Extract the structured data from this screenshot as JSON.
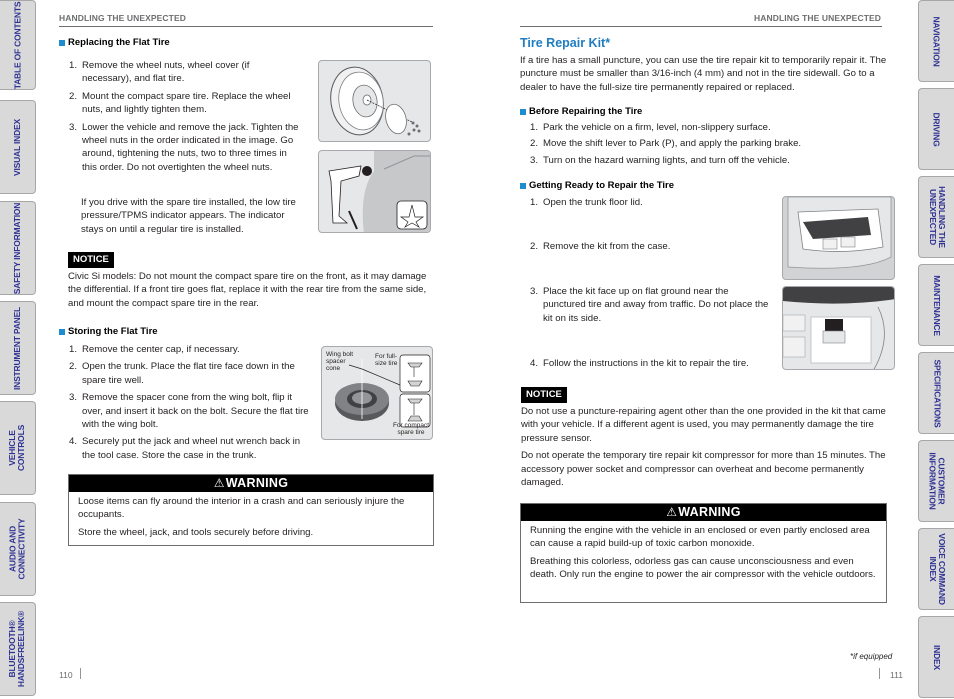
{
  "left_tabs": [
    {
      "label": "TABLE OF CONTENTS"
    },
    {
      "label": "VISUAL INDEX"
    },
    {
      "label": "SAFETY INFORMATION"
    },
    {
      "label": "INSTRUMENT PANEL"
    },
    {
      "label": "VEHICLE\nCONTROLS"
    },
    {
      "label": "AUDIO AND\nCONNECTIVITY"
    },
    {
      "label": "BLUETOOTH®\nHANDSFREELINK®"
    }
  ],
  "right_tabs": [
    {
      "label": "NAVIGATION"
    },
    {
      "label": "DRIVING"
    },
    {
      "label": "HANDLING THE\nUNEXPECTED"
    },
    {
      "label": "MAINTENANCE"
    },
    {
      "label": "SPECIFICATIONS"
    },
    {
      "label": "CUSTOMER\nINFORMATION"
    },
    {
      "label": "VOICE COMMAND\nINDEX"
    },
    {
      "label": "INDEX"
    }
  ],
  "left_page": {
    "running_head": "HANDLING THE UNEXPECTED",
    "page_number": "110",
    "replacing": {
      "heading": "Replacing the Flat Tire",
      "steps": [
        {
          "n": "1.",
          "text": "Remove the wheel nuts, wheel cover (if necessary), and flat tire."
        },
        {
          "n": "2.",
          "text": "Mount the compact spare tire. Replace the wheel nuts, and lightly tighten them."
        },
        {
          "n": "3.",
          "text": "Lower the vehicle and remove the jack. Tighten the wheel nuts in the order indicated in the image. Go around, tightening the nuts, two to three times in this order. Do not overtighten the wheel nuts."
        }
      ],
      "note": "If you drive with the spare tire installed, the low tire pressure/TPMS indicator appears. The indicator stays on until a regular tire is installed."
    },
    "notice": {
      "label": "NOTICE",
      "text": "Civic Si models: Do not mount the compact spare tire on the front, as it may damage the differential. If a front tire goes flat, replace it with the rear tire from the same side, and mount the compact spare tire in the rear."
    },
    "storing": {
      "heading": "Storing the Flat Tire",
      "steps": [
        {
          "n": "1.",
          "text": "Remove the center cap, if necessary."
        },
        {
          "n": "2.",
          "text": "Open the trunk. Place the flat tire face down in the spare tire well."
        },
        {
          "n": "3.",
          "text": "Remove the spacer cone from the wing bolt, flip it over, and insert it back on the bolt. Secure the flat tire with the wing bolt."
        },
        {
          "n": "4.",
          "text": "Securely put the jack and wheel nut wrench back in the tool case. Store the case in the trunk."
        }
      ],
      "figure_labels": {
        "wing_bolt": "Wing bolt spacer cone",
        "full_size": "For full-size tire",
        "compact": "For compact spare tire"
      }
    },
    "warning": {
      "label": "WARNING",
      "icon": "⚠",
      "paragraphs": [
        "Loose items can fly around the interior in a crash and can seriously injure the occupants.",
        "Store the wheel, jack, and tools securely before driving."
      ]
    }
  },
  "right_page": {
    "running_head": "HANDLING THE UNEXPECTED",
    "page_number": "111",
    "title": "Tire Repair Kit*",
    "intro": "If a tire has a small puncture, you can use the tire repair kit to temporarily repair it. The puncture must be smaller than 3/16-inch (4 mm) and not in the tire sidewall. Go to a dealer to have the full-size tire permanently repaired or replaced.",
    "before": {
      "heading": "Before Repairing the Tire",
      "steps": [
        {
          "n": "1.",
          "text": "Park the vehicle on a firm, level, non-slippery surface."
        },
        {
          "n": "2.",
          "text": "Move the shift lever to Park (P), and apply the parking brake."
        },
        {
          "n": "3.",
          "text": "Turn on the hazard warning lights, and turn off the vehicle."
        }
      ]
    },
    "getting_ready": {
      "heading": "Getting Ready to Repair the Tire",
      "steps": [
        {
          "n": "1.",
          "text": "Open the trunk floor lid."
        },
        {
          "n": "2.",
          "text": "Remove the kit from the case."
        },
        {
          "n": "3.",
          "text": "Place the kit face up on flat ground near the punctured tire and away from traffic. Do not place the kit on its side."
        },
        {
          "n": "4.",
          "text": "Follow the instructions in the kit to repair the tire."
        }
      ]
    },
    "notice": {
      "label": "NOTICE",
      "paragraphs": [
        "Do not use a puncture-repairing agent other than the one provided in the kit that came with your vehicle. If a different agent is used, you may permanently damage the tire pressure sensor.",
        "Do not operate the temporary tire repair kit compressor for more than 15 minutes. The accessory power socket and compressor can overheat and become permanently damaged."
      ]
    },
    "warning": {
      "label": "WARNING",
      "icon": "⚠",
      "paragraphs": [
        "Running the engine with the vehicle in an enclosed or even partly enclosed area can cause a rapid build-up of toxic carbon monoxide.",
        "Breathing this colorless, odorless gas can cause unconsciousness and even death. Only run the engine to power the air compressor with the vehicle outdoors."
      ]
    },
    "footnote": "*if equipped"
  }
}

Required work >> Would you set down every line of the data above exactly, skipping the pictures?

Response to the task >>
Extract the structured data from this screenshot as JSON.
{
  "left_tabs": [
    {
      "label": "TABLE OF CONTENTS"
    },
    {
      "label": "VISUAL INDEX"
    },
    {
      "label": "SAFETY INFORMATION"
    },
    {
      "label": "INSTRUMENT PANEL"
    },
    {
      "label": "VEHICLE\nCONTROLS"
    },
    {
      "label": "AUDIO AND\nCONNECTIVITY"
    },
    {
      "label": "BLUETOOTH®\nHANDSFREELINK®"
    }
  ],
  "right_tabs": [
    {
      "label": "NAVIGATION"
    },
    {
      "label": "DRIVING"
    },
    {
      "label": "HANDLING THE\nUNEXPECTED"
    },
    {
      "label": "MAINTENANCE"
    },
    {
      "label": "SPECIFICATIONS"
    },
    {
      "label": "CUSTOMER\nINFORMATION"
    },
    {
      "label": "VOICE COMMAND\nINDEX"
    },
    {
      "label": "INDEX"
    }
  ],
  "left_page": {
    "running_head": "HANDLING THE UNEXPECTED",
    "page_number": "110",
    "replacing": {
      "heading": "Replacing the Flat Tire",
      "steps": [
        {
          "n": "1.",
          "text": "Remove the wheel nuts, wheel cover (if necessary), and flat tire."
        },
        {
          "n": "2.",
          "text": "Mount the compact spare tire. Replace the wheel nuts, and lightly tighten them."
        },
        {
          "n": "3.",
          "text": "Lower the vehicle and remove the jack. Tighten the wheel nuts in the order indicated in the image. Go around, tightening the nuts, two to three times in this order. Do not overtighten the wheel nuts."
        }
      ],
      "note": "If you drive with the spare tire installed, the low tire pressure/TPMS indicator appears. The indicator stays on until a regular tire is installed."
    },
    "notice": {
      "label": "NOTICE",
      "text": "Civic Si models: Do not mount the compact spare tire on the front, as it may damage the differential. If a front tire goes flat, replace it with the rear tire from the same side, and mount the compact spare tire in the rear."
    },
    "storing": {
      "heading": "Storing the Flat Tire",
      "steps": [
        {
          "n": "1.",
          "text": "Remove the center cap, if necessary."
        },
        {
          "n": "2.",
          "text": "Open the trunk. Place the flat tire face down in the spare tire well."
        },
        {
          "n": "3.",
          "text": "Remove the spacer cone from the wing bolt, flip it over, and insert it back on the bolt. Secure the flat tire with the wing bolt."
        },
        {
          "n": "4.",
          "text": "Securely put the jack and wheel nut wrench back in the tool case. Store the case in the trunk."
        }
      ],
      "figure_labels": {
        "wing_bolt": "Wing bolt spacer cone",
        "full_size": "For full-size tire",
        "compact": "For compact spare tire"
      }
    },
    "warning": {
      "label": "WARNING",
      "icon": "⚠",
      "paragraphs": [
        "Loose items can fly around the interior in a crash and can seriously injure the occupants.",
        "Store the wheel, jack, and tools securely before driving."
      ]
    }
  },
  "right_page": {
    "running_head": "HANDLING THE UNEXPECTED",
    "page_number": "111",
    "title": "Tire Repair Kit*",
    "intro": "If a tire has a small puncture, you can use the tire repair kit to temporarily repair it. The puncture must be smaller than 3/16-inch (4 mm) and not in the tire sidewall. Go to a dealer to have the full-size tire permanently repaired or replaced.",
    "before": {
      "heading": "Before Repairing the Tire",
      "steps": [
        {
          "n": "1.",
          "text": "Park the vehicle on a firm, level, non-slippery surface."
        },
        {
          "n": "2.",
          "text": "Move the shift lever to Park (P), and apply the parking brake."
        },
        {
          "n": "3.",
          "text": "Turn on the hazard warning lights, and turn off the vehicle."
        }
      ]
    },
    "getting_ready": {
      "heading": "Getting Ready to Repair the Tire",
      "steps": [
        {
          "n": "1.",
          "text": "Open the trunk floor lid."
        },
        {
          "n": "2.",
          "text": "Remove the kit from the case."
        },
        {
          "n": "3.",
          "text": "Place the kit face up on flat ground near the punctured tire and away from traffic. Do not place the kit on its side."
        },
        {
          "n": "4.",
          "text": "Follow the instructions in the kit to repair the tire."
        }
      ]
    },
    "notice": {
      "label": "NOTICE",
      "paragraphs": [
        "Do not use a puncture-repairing agent other than the one provided in the kit that came with your vehicle. If a different agent is used, you may permanently damage the tire pressure sensor.",
        "Do not operate the temporary tire repair kit compressor for more than 15 minutes. The accessory power socket and compressor can overheat and become permanently damaged."
      ]
    },
    "warning": {
      "label": "WARNING",
      "icon": "⚠",
      "paragraphs": [
        "Running the engine with the vehicle in an enclosed or even partly enclosed area can cause a rapid build-up of toxic carbon monoxide.",
        "Breathing this colorless, odorless gas can cause unconsciousness and even death. Only run the engine to power the air compressor with the vehicle outdoors."
      ]
    },
    "footnote": "*if equipped"
  }
}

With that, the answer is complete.